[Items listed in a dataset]

=======

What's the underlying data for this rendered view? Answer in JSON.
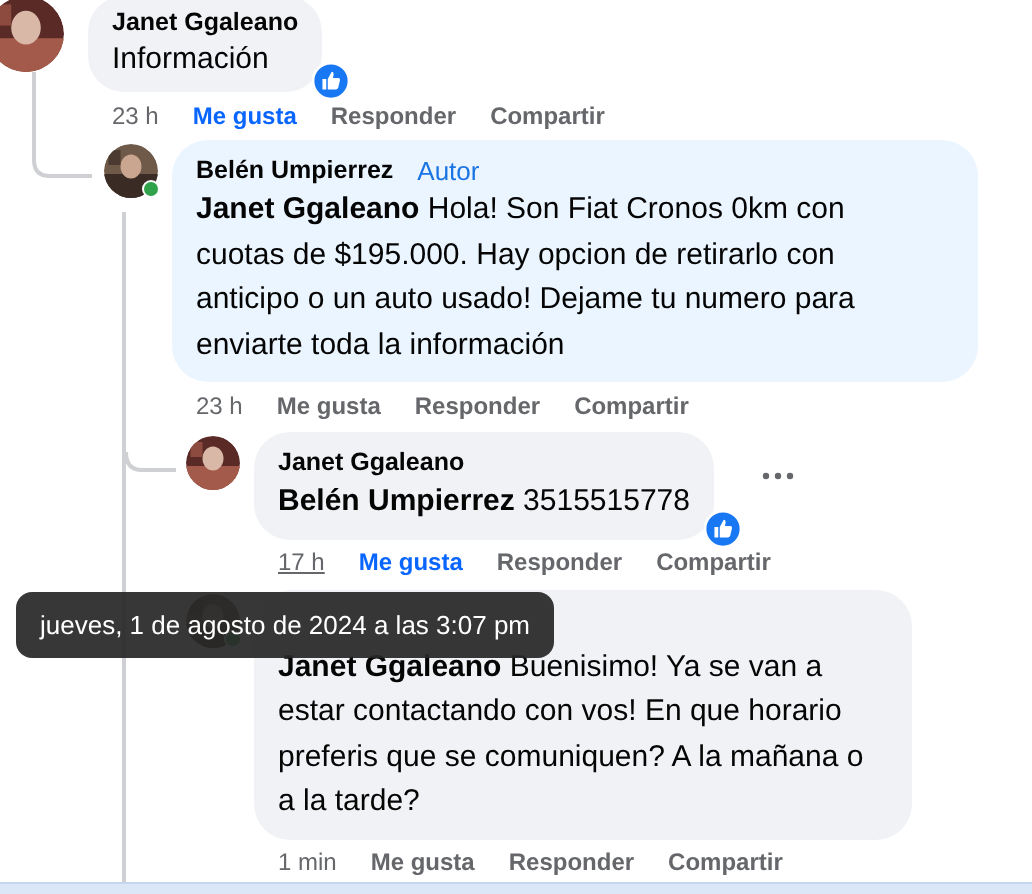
{
  "comments": [
    {
      "author": "Janet Ggaleano",
      "online": false,
      "text": "Información",
      "liked_reaction": true,
      "more_menu": false,
      "time": "23 h",
      "time_hovered": false,
      "liked": true,
      "actions": [
        "Me gusta",
        "Responder",
        "Compartir"
      ],
      "children": [
        {
          "author": "Belén Umpierrez",
          "author_badge": "Autor",
          "online": true,
          "text": "**Janet Ggaleano** Hola! Son Fiat Cronos 0km con cuotas de $195.000. Hay opcion de retirarlo con anticipo o un auto usado! Dejame tu numero para enviarte toda la información",
          "liked_reaction": false,
          "more_menu": false,
          "time": "23 h",
          "time_hovered": false,
          "liked": false,
          "actions": [
            "Me gusta",
            "Responder",
            "Compartir"
          ],
          "children": [
            {
              "author": "Janet Ggaleano",
              "online": false,
              "text": "**Belén Umpierrez** 3515515778",
              "liked_reaction": true,
              "more_menu": true,
              "time": "17 h",
              "time_hovered": true,
              "liked": true,
              "actions": [
                "Me gusta",
                "Responder",
                "Compartir"
              ]
            },
            {
              "online": true,
              "text": "**Janet Ggaleano** Buenisimo! Ya se van a estar contactando con vos! En que horario preferis que se comuniquen? A la mañana o a la tarde?",
              "liked_reaction": false,
              "more_menu": false,
              "time": "1 min",
              "time_hovered": false,
              "liked": false,
              "actions": [
                "Me gusta",
                "Responder",
                "Compartir"
              ]
            }
          ]
        }
      ]
    }
  ],
  "tooltip": {
    "text": "jueves, 1 de agosto de 2024 a las 3:07 pm"
  }
}
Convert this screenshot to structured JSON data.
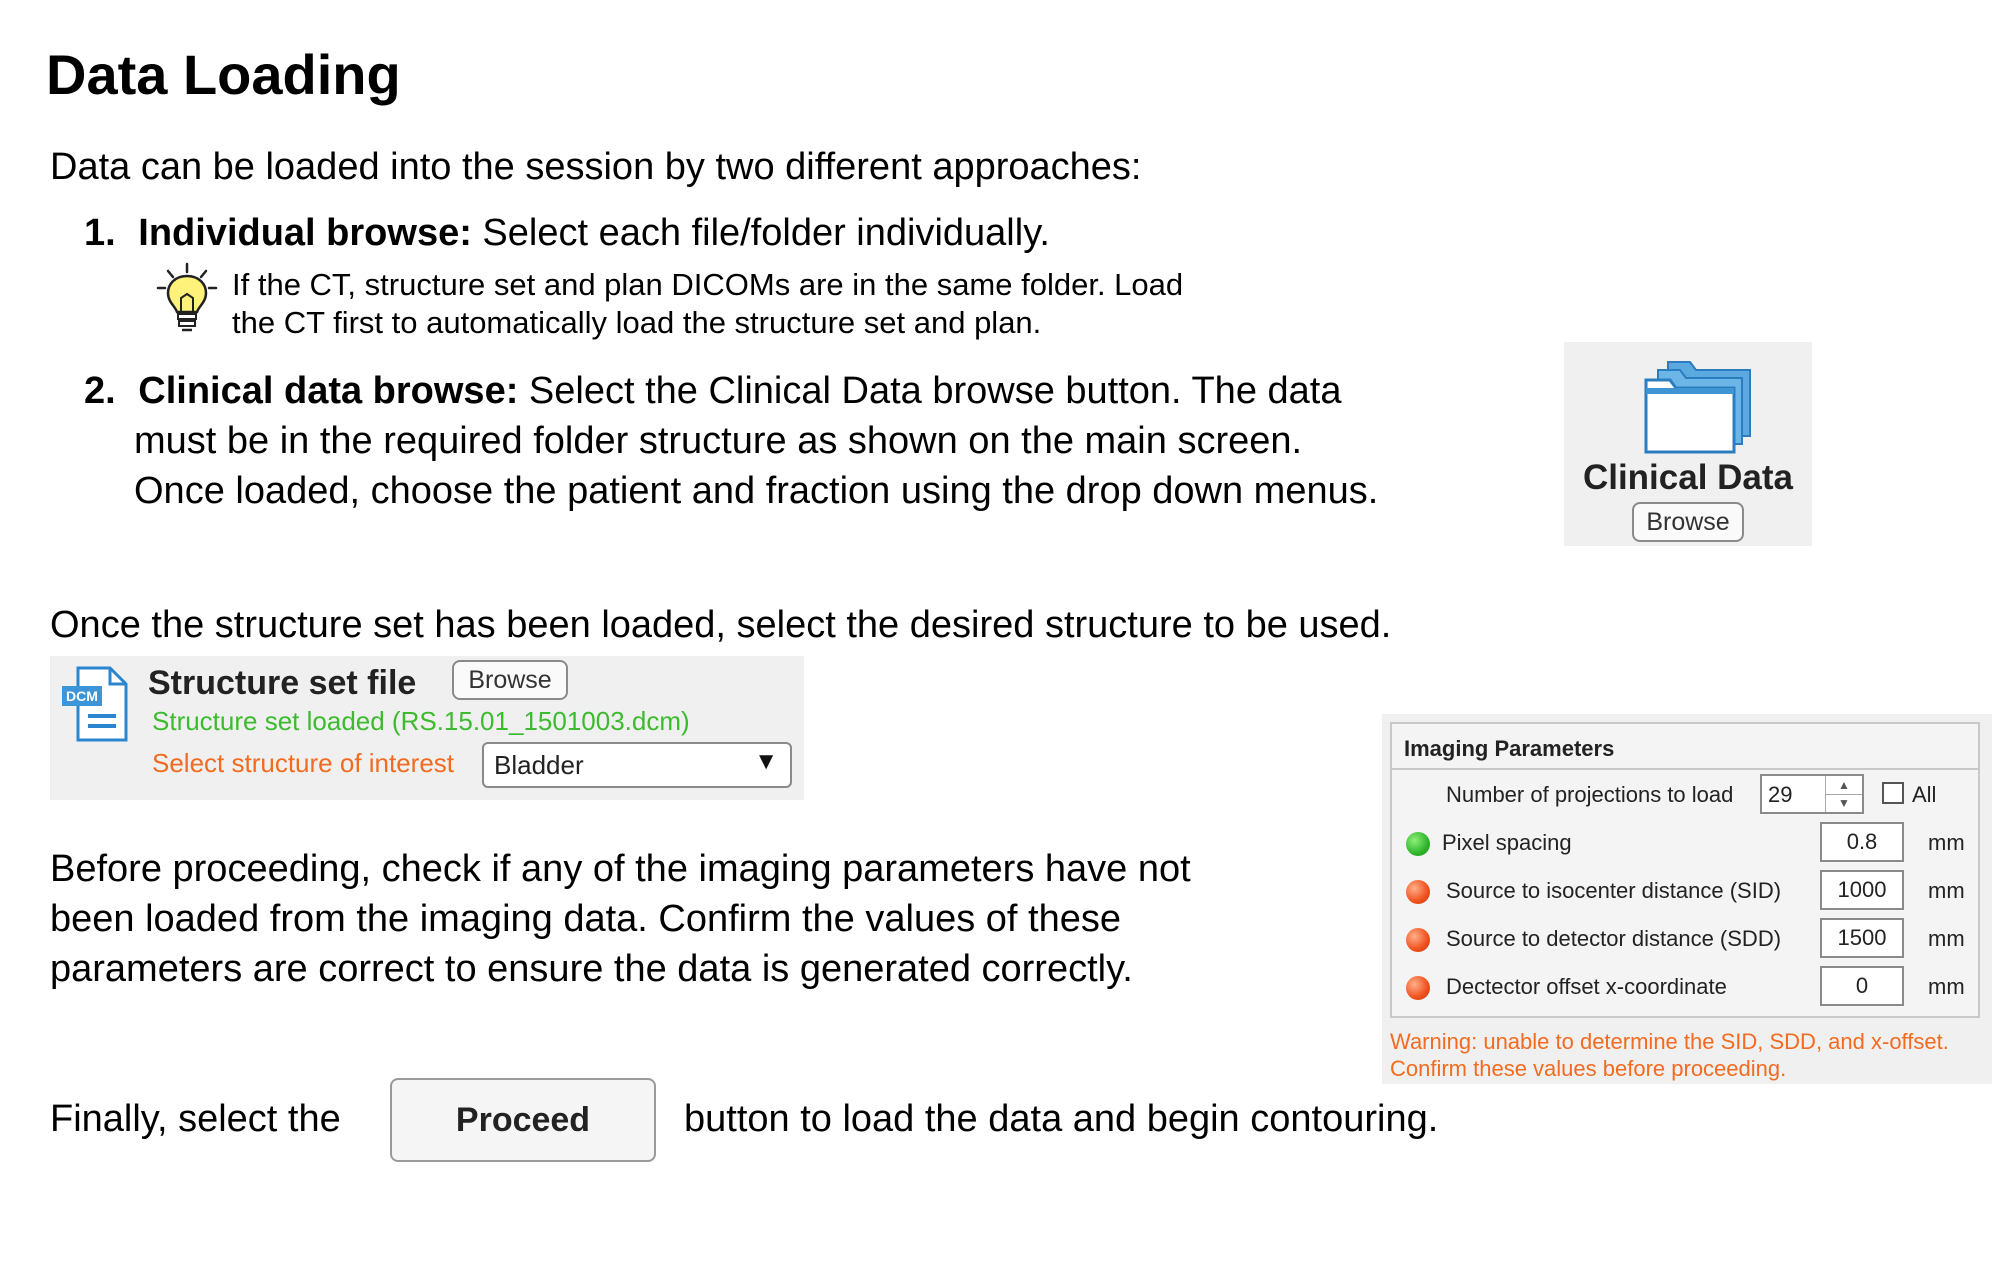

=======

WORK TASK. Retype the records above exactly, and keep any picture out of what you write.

RESPONSE TO THIS TASK.
What's the underlying data for this rendered view? Answer in JSON.
{
  "comments": [
    {
      "author": "Janet Ggaleano",
      "online": false,
      "text": "Información",
      "liked_reaction": true,
      "more_menu": false,
      "time": "23 h",
      "time_hovered": false,
      "liked": true,
      "actions": [
        "Me gusta",
        "Responder",
        "Compartir"
      ],
      "children": [
        {
          "author": "Belén Umpierrez",
          "author_badge": "Autor",
          "online": true,
          "text": "**Janet Ggaleano** Hola! Son Fiat Cronos 0km con cuotas de $195.000. Hay opcion de retirarlo con anticipo o un auto usado! Dejame tu numero para enviarte toda la información",
          "liked_reaction": false,
          "more_menu": false,
          "time": "23 h",
          "time_hovered": false,
          "liked": false,
          "actions": [
            "Me gusta",
            "Responder",
            "Compartir"
          ],
          "children": [
            {
              "author": "Janet Ggaleano",
              "online": false,
              "text": "**Belén Umpierrez** 3515515778",
              "liked_reaction": true,
              "more_menu": true,
              "time": "17 h",
              "time_hovered": true,
              "liked": true,
              "actions": [
                "Me gusta",
                "Responder",
                "Compartir"
              ]
            },
            {
              "online": true,
              "text": "**Janet Ggaleano** Buenisimo! Ya se van a estar contactando con vos! En que horario preferis que se comuniquen? A la mañana o a la tarde?",
              "liked_reaction": false,
              "more_menu": false,
              "time": "1 min",
              "time_hovered": false,
              "liked": false,
              "actions": [
                "Me gusta",
                "Responder",
                "Compartir"
              ]
            }
          ]
        }
      ]
    }
  ],
  "tooltip": {
    "text": "jueves, 1 de agosto de 2024 a las 3:07 pm"
  }
}
Convert this screenshot to structured JSON data.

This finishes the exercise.